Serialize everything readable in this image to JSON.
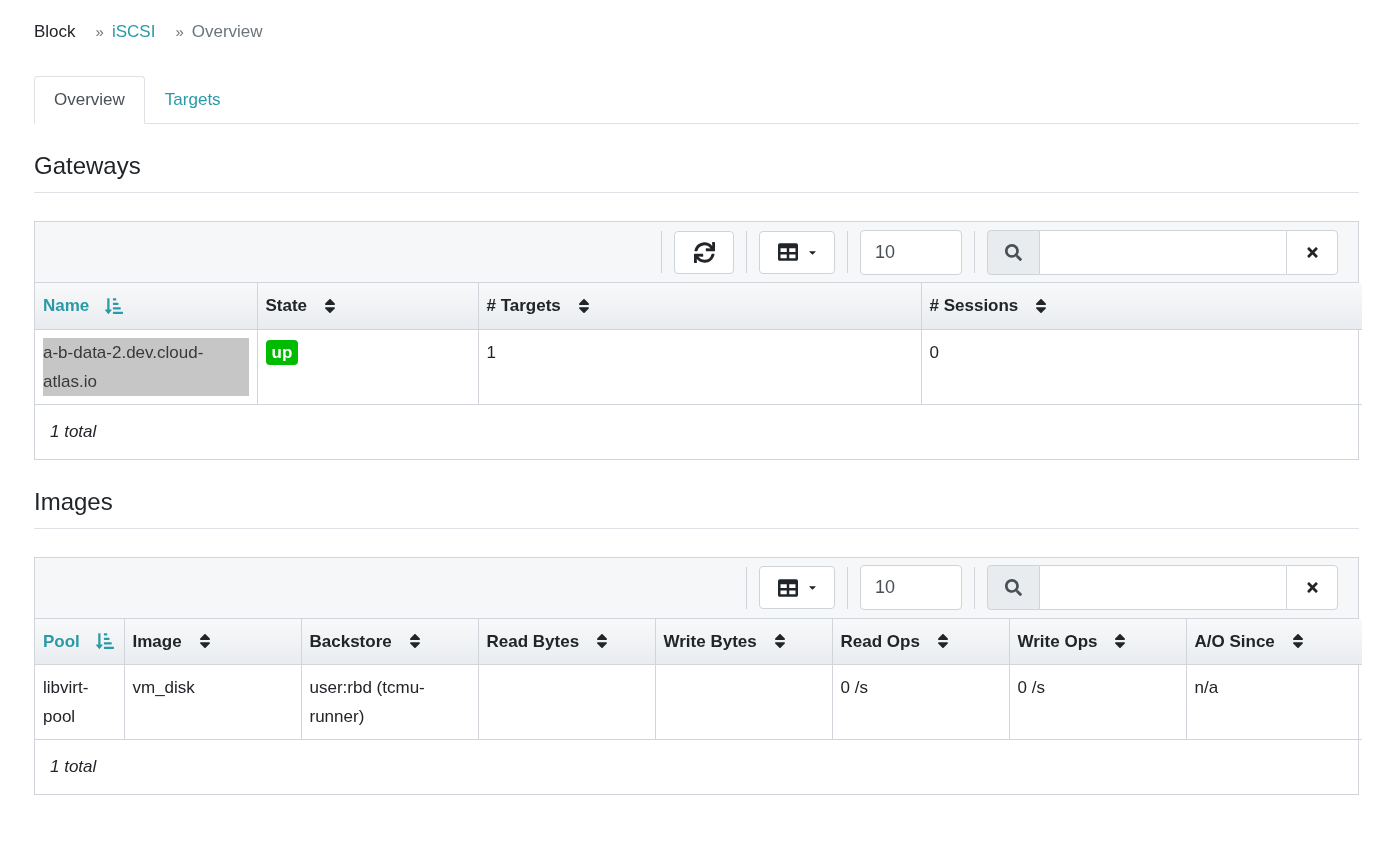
{
  "breadcrumb": [
    {
      "label": "Block",
      "kind": "plain"
    },
    {
      "separator": "»",
      "label": "iSCSI",
      "kind": "link"
    },
    {
      "separator": "»",
      "label": "Overview",
      "kind": "current"
    }
  ],
  "tabs": [
    {
      "label": "Overview",
      "selected": true
    },
    {
      "label": "Targets",
      "selected": false
    }
  ],
  "sections": [
    {
      "title": "Gateways",
      "toolbar": {
        "refresh_button": true,
        "page_size": "10"
      },
      "columns": [
        {
          "label": "Name",
          "sorted": true
        },
        {
          "label": "State",
          "sorted": false
        },
        {
          "label": "# Targets",
          "sorted": false
        },
        {
          "label": "# Sessions",
          "sorted": false
        }
      ],
      "rows": [
        {
          "first_cell_highlighted": true,
          "cells": [
            {
              "kind": "text",
              "text": "a-b-data-2.dev.cloud-atlas.io"
            },
            {
              "kind": "badge",
              "text": "up",
              "color": "#00bb00"
            },
            {
              "kind": "text",
              "text": "1"
            },
            {
              "kind": "text",
              "text": "0"
            }
          ]
        }
      ],
      "footer": "1 total"
    },
    {
      "title": "Images",
      "toolbar": {
        "refresh_button": false,
        "page_size": "10"
      },
      "columns": [
        {
          "label": "Pool",
          "sorted": true
        },
        {
          "label": "Image",
          "sorted": false
        },
        {
          "label": "Backstore",
          "sorted": false
        },
        {
          "label": "Read Bytes",
          "sorted": false
        },
        {
          "label": "Write Bytes",
          "sorted": false
        },
        {
          "label": "Read Ops",
          "sorted": false
        },
        {
          "label": "Write Ops",
          "sorted": false
        },
        {
          "label": "A/O Since",
          "sorted": false
        }
      ],
      "rows": [
        {
          "first_cell_highlighted": false,
          "cells": [
            {
              "kind": "text",
              "text": "libvirt-pool"
            },
            {
              "kind": "text",
              "text": "vm_disk"
            },
            {
              "kind": "text",
              "text": "user:rbd (tcmu-runner)"
            },
            {
              "kind": "empty"
            },
            {
              "kind": "empty"
            },
            {
              "kind": "text",
              "text": "0 /s"
            },
            {
              "kind": "text",
              "text": "0 /s"
            },
            {
              "kind": "text",
              "text": "n/a"
            }
          ]
        }
      ],
      "footer": "1 total"
    }
  ]
}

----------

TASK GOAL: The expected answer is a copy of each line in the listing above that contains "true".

COMPLETED TASK:
      "selected": true
        "refresh_button": true,
          "sorted": true
          "first_cell_highlighted": true,
          "sorted": true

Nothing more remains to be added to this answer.